It was like a bolt out of the blue for Niva Rani when her husband suddenly died six years ago, leaving her alone with two infant sons to care for amid utter poverty. However, she did not give up.
Now, her elder son is working as an electronic mechanic in a local workshop and the younger one is a sixth grader, thanks to Ohi Jute Fibres Mill in the Bscic Industrial Park in Gaibandha. That is where Niva Rani has been working since her husband's death.
She joined the factory as a printing helper, but now she has been promoted to printing operator. In the meantime, her salary has also increased.
"My children and I are living happily together now. What can be greater happiness than to live a life by earning money with your own labour," she said.
As in Niva Rani's case, Ohi Jute Fibres Mill has also changed the life of many other women, its policy being to employ helpless and impoverished women in its factory. Currently, 80 of the factory's 100 employees happen to be women.
Shumi Khatun, from Tulshighat in Gaibandha sadar, has been working in this factory since its inception in 2007 as a printing operator.
"A woman who earns her own bread is respected everywhere. This factory has made me self-reliant," she said.
The factory, situated on 55 decimals of land, produces different types of sacks from jute fibre. It produces around 10,000 sacks and does printing work on around 20,000 sacks per day.
Most of the production work includes sewing, sack making and printing work done by female workers.
Shanthana Rani, who has been working here for five years, said, "My salary is Tk8,000 which I spend on my family. However, the factory is also like a second family to me. Ohi Jute Fibres Mill is proof that women can run a factory."
The raw materials for making sacks in the factory are mainly bought from the northern districts of the country and Narayanganj. It needs around 50,000 tonnes of raw materials every week.
Chameli Begum has been making sacks in the factory for 12 years.
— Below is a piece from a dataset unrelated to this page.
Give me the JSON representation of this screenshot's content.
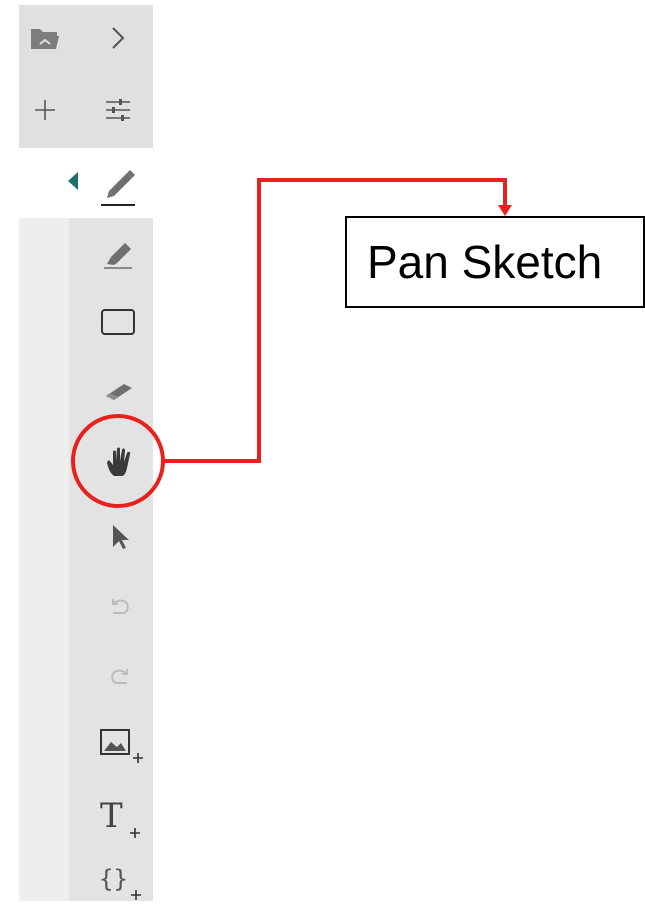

She said, "My husband is a farmer. I helped him take two bighas of land on lease for agriculture with the money that I earned working in this factory. We also have built a house in the village."
Not only in the production section, the factory has women workers in the managerial section too.
Tania Sultana Lithi, formerly a leading figure in a leftist political organisation who has also been involved in sports, is working as the manager of Ohi Jute Fibres Mill.
"Opportunities for women's employment in small towns are very limited. On top of that, many people do not support women's employment in our country. Despite all these obstacles, women have caused a revolution in our factory," she said.
"There are many benefits to working with women. They can be controlled easily. They work with diligence in the interest of the factory's making profits," she added.
Sudhir Chandra Sarkar, mechanical foreman of the factory, said, "I have been working here for 12 years. Male and female workers in this factory work like a family."
The factory went into operation in 2007 with only 35 workers. Abul Kashem Sabuj, the owner of Ohi Jute Fibers Mill, said, "We mainly produce and print sacks for the Ministry of Agriculture and Food. Earlier, I had a factory in Dhaka. I took a plot and set up this factory in the BSCIC Industrial Park in Gaibandha when I came here to visit my in-laws. I have tried to create work opportunities for the neglected women of this region in this factory."
Regarding hiring 80% women workers, he said, "Actually, women are more active than men at work. They are responsible too. They do not waste time in the name of tea and cigarette breaks. Overall development of the country is not possible if half of its population is left behind. This is the reason for giving priority to backward women workers."
He added that the factory will employ 40 more women soon as part of an expansion plan.
In the last two years during the Covid-19 period, the factory was closed only for 13 days. The women workers of the factory greatly contributed to the production of sacks for the country's food aid during the crisis.
Rabin Chandra Roy, assistant general manager of Gaibandha BSCIC, said, "This factory has done a great job by employing a lot of women workers. BSCIC is always ready to provide all kinds of help for such initiatives."